[Start of Attachment]
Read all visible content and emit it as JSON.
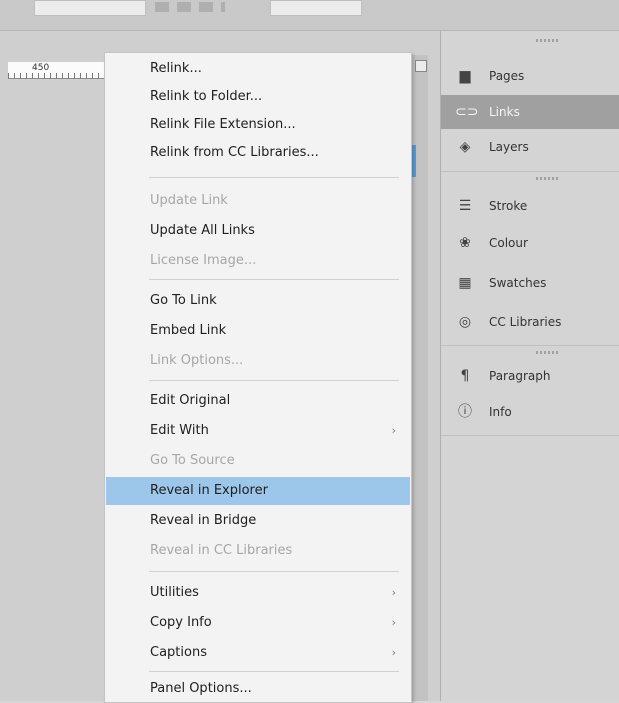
{
  "ruler": {
    "label": "450"
  },
  "menu": {
    "items": [
      {
        "label": "Relink...",
        "enabled": true
      },
      {
        "label": "Relink to Folder...",
        "enabled": true
      },
      {
        "label": "Relink File Extension...",
        "enabled": true
      },
      {
        "label": "Relink from CC Libraries...",
        "enabled": true
      },
      {
        "label": "Update Link",
        "enabled": false
      },
      {
        "label": "Update All Links",
        "enabled": true
      },
      {
        "label": "License Image...",
        "enabled": false
      },
      {
        "label": "Go To Link",
        "enabled": true
      },
      {
        "label": "Embed Link",
        "enabled": true
      },
      {
        "label": "Link Options...",
        "enabled": false
      },
      {
        "label": "Edit Original",
        "enabled": true
      },
      {
        "label": "Edit With",
        "enabled": true,
        "submenu": true
      },
      {
        "label": "Go To Source",
        "enabled": false
      },
      {
        "label": "Reveal in Explorer",
        "enabled": true,
        "highlighted": true
      },
      {
        "label": "Reveal in Bridge",
        "enabled": true
      },
      {
        "label": "Reveal in CC Libraries",
        "enabled": false
      },
      {
        "label": "Utilities",
        "enabled": true,
        "submenu": true
      },
      {
        "label": "Copy Info",
        "enabled": true,
        "submenu": true
      },
      {
        "label": "Captions",
        "enabled": true,
        "submenu": true
      },
      {
        "label": "Panel Options...",
        "enabled": true
      }
    ],
    "submenu_arrow": "›",
    "highlight_color": "#9cc7ea"
  },
  "panels": {
    "items": [
      {
        "label": "Pages",
        "icon": "pages-icon",
        "glyph": "▆"
      },
      {
        "label": "Links",
        "icon": "links-icon",
        "glyph": "⊂⊃",
        "active": true
      },
      {
        "label": "Layers",
        "icon": "layers-icon",
        "glyph": "◈"
      },
      {
        "label": "Stroke",
        "icon": "stroke-icon",
        "glyph": "☰"
      },
      {
        "label": "Colour",
        "icon": "colour-icon",
        "glyph": "❀"
      },
      {
        "label": "Swatches",
        "icon": "swatches-icon",
        "glyph": "▦"
      },
      {
        "label": "CC Libraries",
        "icon": "cc-libraries-icon",
        "glyph": "◎"
      },
      {
        "label": "Paragraph",
        "icon": "paragraph-icon",
        "glyph": "¶"
      },
      {
        "label": "Info",
        "icon": "info-icon",
        "glyph": "ⓘ"
      }
    ],
    "active_color": "#a0a0a0"
  }
}
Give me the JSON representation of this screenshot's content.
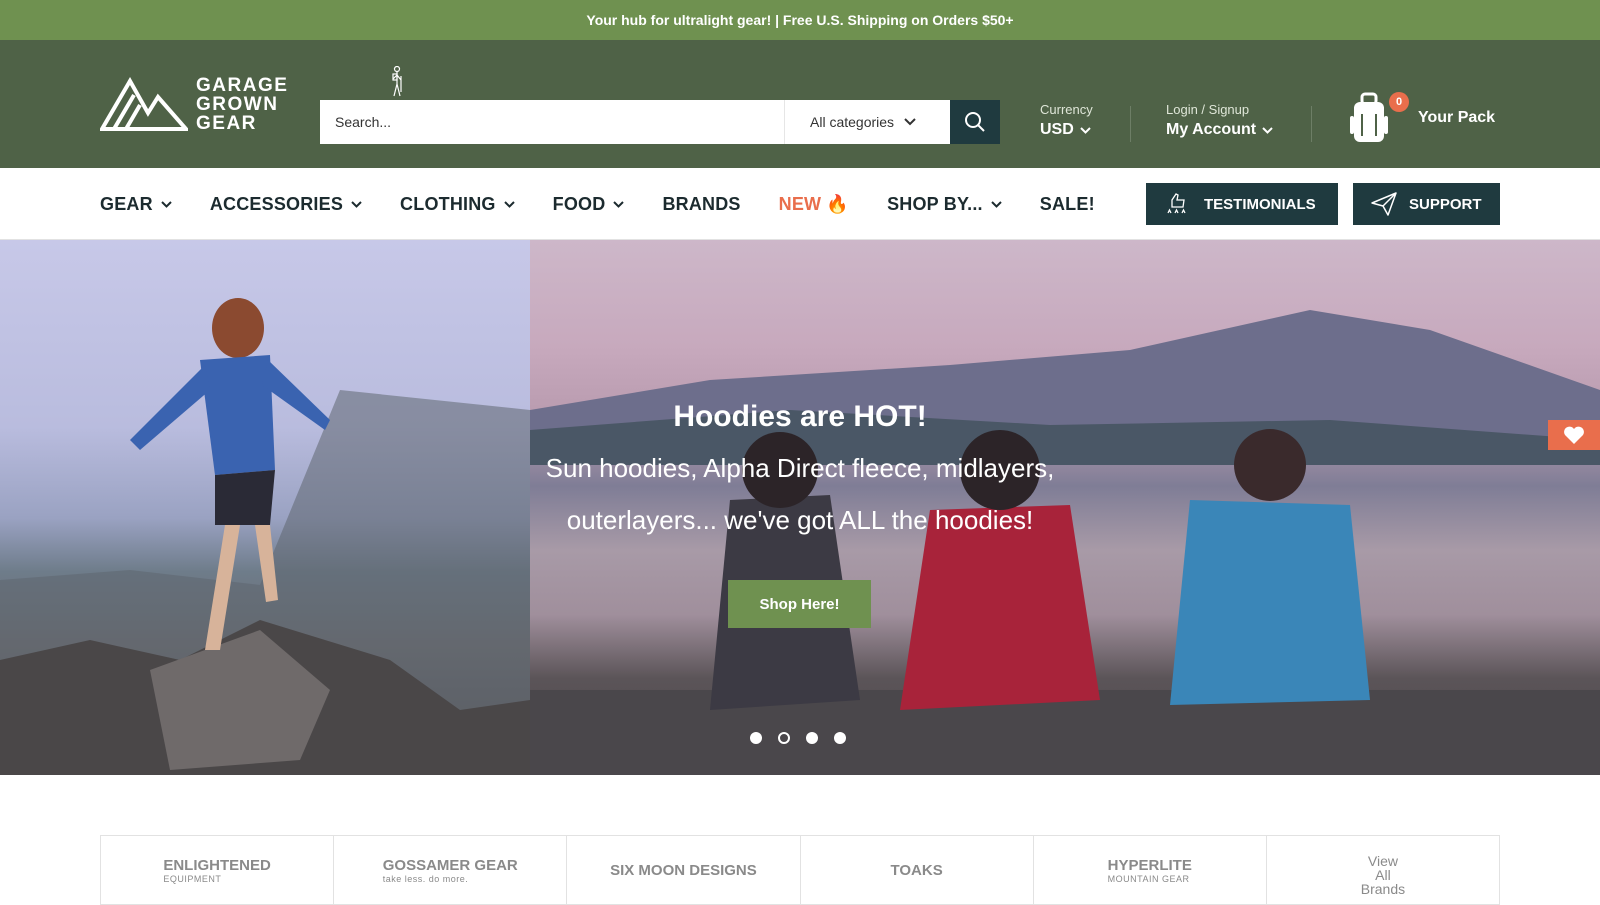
{
  "announcement": "Your hub for ultralight gear! | Free U.S. Shipping on Orders $50+",
  "logo": {
    "line1": "GARAGE",
    "line2": "GROWN",
    "line3": "GEAR"
  },
  "search": {
    "placeholder": "Search...",
    "category": "All categories"
  },
  "currency": {
    "label": "Currency",
    "value": "USD"
  },
  "account": {
    "label": "Login / Signup",
    "value": "My Account"
  },
  "cart": {
    "count": "0",
    "label": "Your Pack"
  },
  "nav": {
    "items": [
      {
        "label": "GEAR",
        "dropdown": true
      },
      {
        "label": "ACCESSORIES",
        "dropdown": true
      },
      {
        "label": "CLOTHING",
        "dropdown": true
      },
      {
        "label": "FOOD",
        "dropdown": true
      },
      {
        "label": "BRANDS",
        "dropdown": false
      },
      {
        "label": "NEW 🔥",
        "dropdown": false
      },
      {
        "label": "SHOP BY...",
        "dropdown": true
      },
      {
        "label": "SALE!",
        "dropdown": false
      }
    ],
    "testimonials": "TESTIMONIALS",
    "support": "SUPPORT"
  },
  "hero": {
    "title": "Hoodies are HOT!",
    "subtitle": "Sun hoodies, Alpha Direct fleece, midlayers, outerlayers... we've got ALL the hoodies!",
    "button": "Shop Here!",
    "slide_count": 4,
    "active_slide": 2
  },
  "brands": [
    {
      "name": "ENLIGHTENED",
      "tagline": "EQUIPMENT"
    },
    {
      "name": "GOSSAMER GEAR",
      "tagline": "take less. do more."
    },
    {
      "name": "SIX MOON DESIGNS",
      "tagline": ""
    },
    {
      "name": "TOAKS",
      "tagline": ""
    },
    {
      "name": "HYPERLITE",
      "tagline": "MOUNTAIN GEAR"
    },
    {
      "name": "View All Brands",
      "tagline": ""
    }
  ],
  "colors": {
    "announce_bg": "#6f9150",
    "header_bg": "#4f6247",
    "dark_button": "#1f3a3f",
    "accent_orange": "#e96e4c"
  }
}
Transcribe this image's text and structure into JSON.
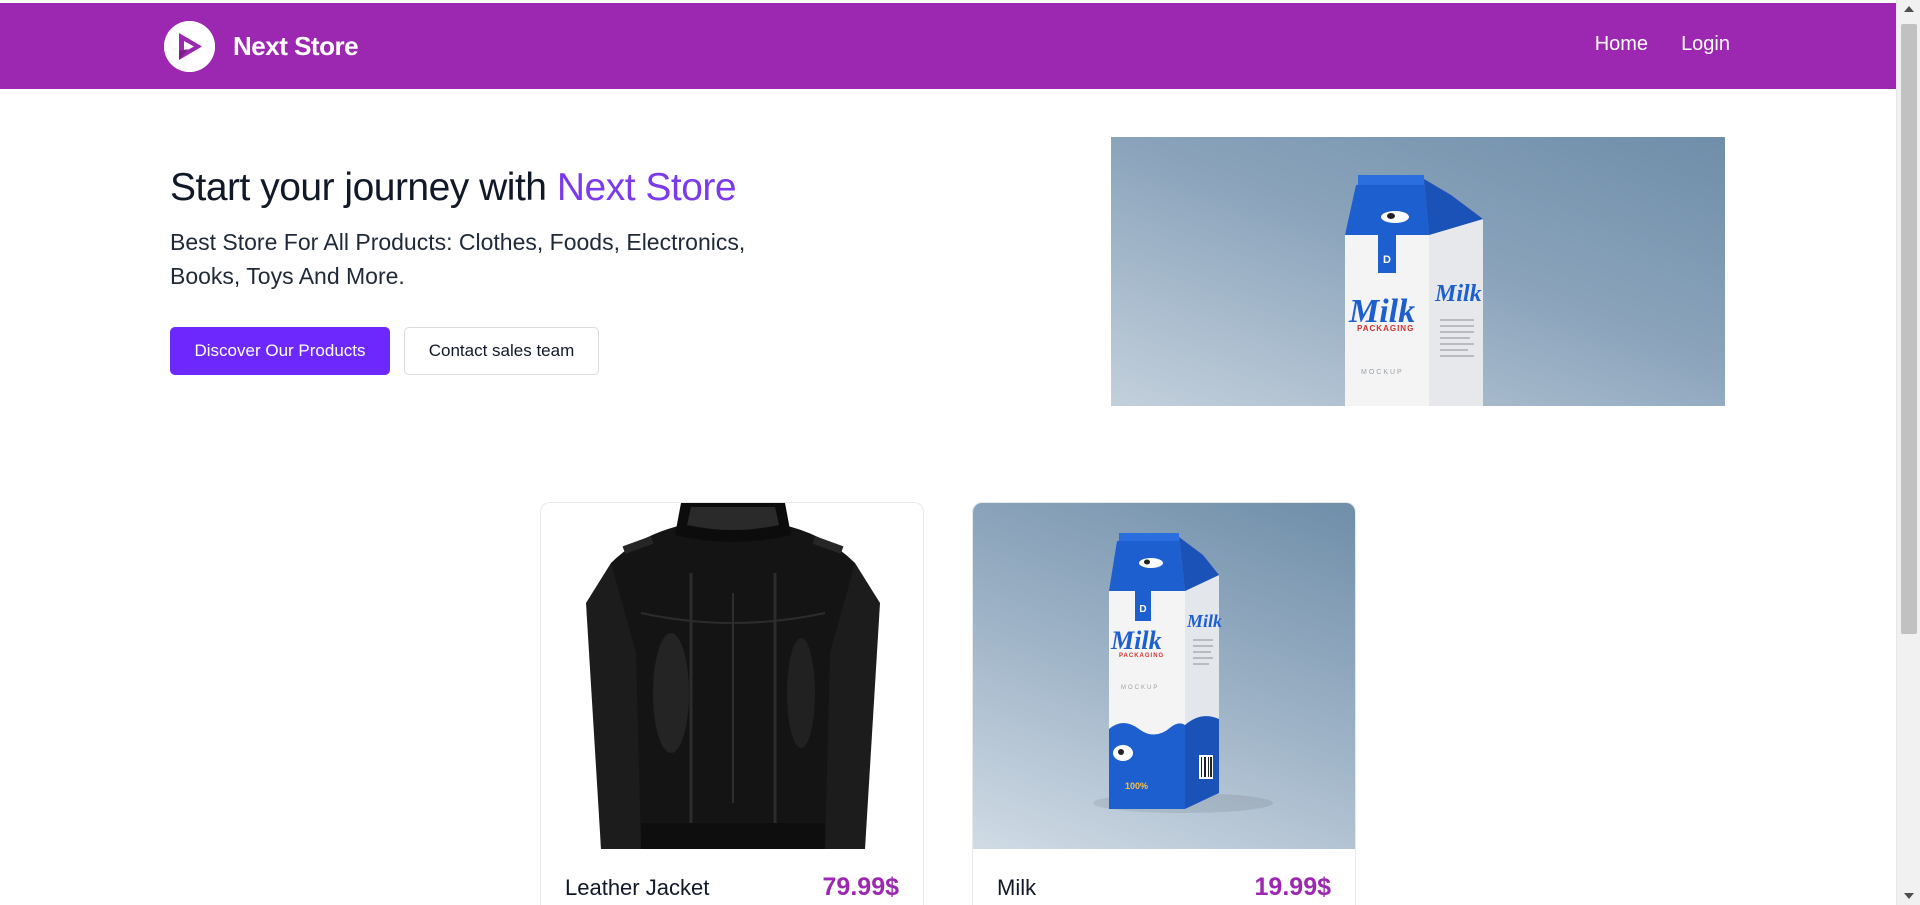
{
  "navbar": {
    "brand_name": "Next Store",
    "links": [
      {
        "label": "Home"
      },
      {
        "label": "Login"
      }
    ],
    "background_color": "#9c27b0"
  },
  "hero": {
    "title_prefix": "Start your journey with ",
    "title_accent": "Next Store",
    "description": "Best Store For All Products: Clothes, Foods, Electronics, Books, Toys And More.",
    "primary_button": "Discover Our Products",
    "secondary_button": "Contact sales team",
    "accent_color": "#7c3aed",
    "primary_color": "#6d28fe",
    "image": {
      "product_label": "Milk",
      "product_sublabel": "PACKAGING",
      "product_caption": "MOCKUP"
    }
  },
  "products": [
    {
      "name": "Leather Jacket",
      "price": "79.99$",
      "image_icon": "leather-jacket-image"
    },
    {
      "name": "Milk",
      "price": "19.99$",
      "image_icon": "milk-carton-image",
      "label": "Milk",
      "sublabel": "PACKAGING",
      "caption": "MOCKUP",
      "badge": "100%"
    }
  ],
  "price_color": "#9c27b0"
}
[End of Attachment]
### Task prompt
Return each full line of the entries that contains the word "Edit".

### Expected answer
        "label": "Edit Original",
        "label": "Edit With",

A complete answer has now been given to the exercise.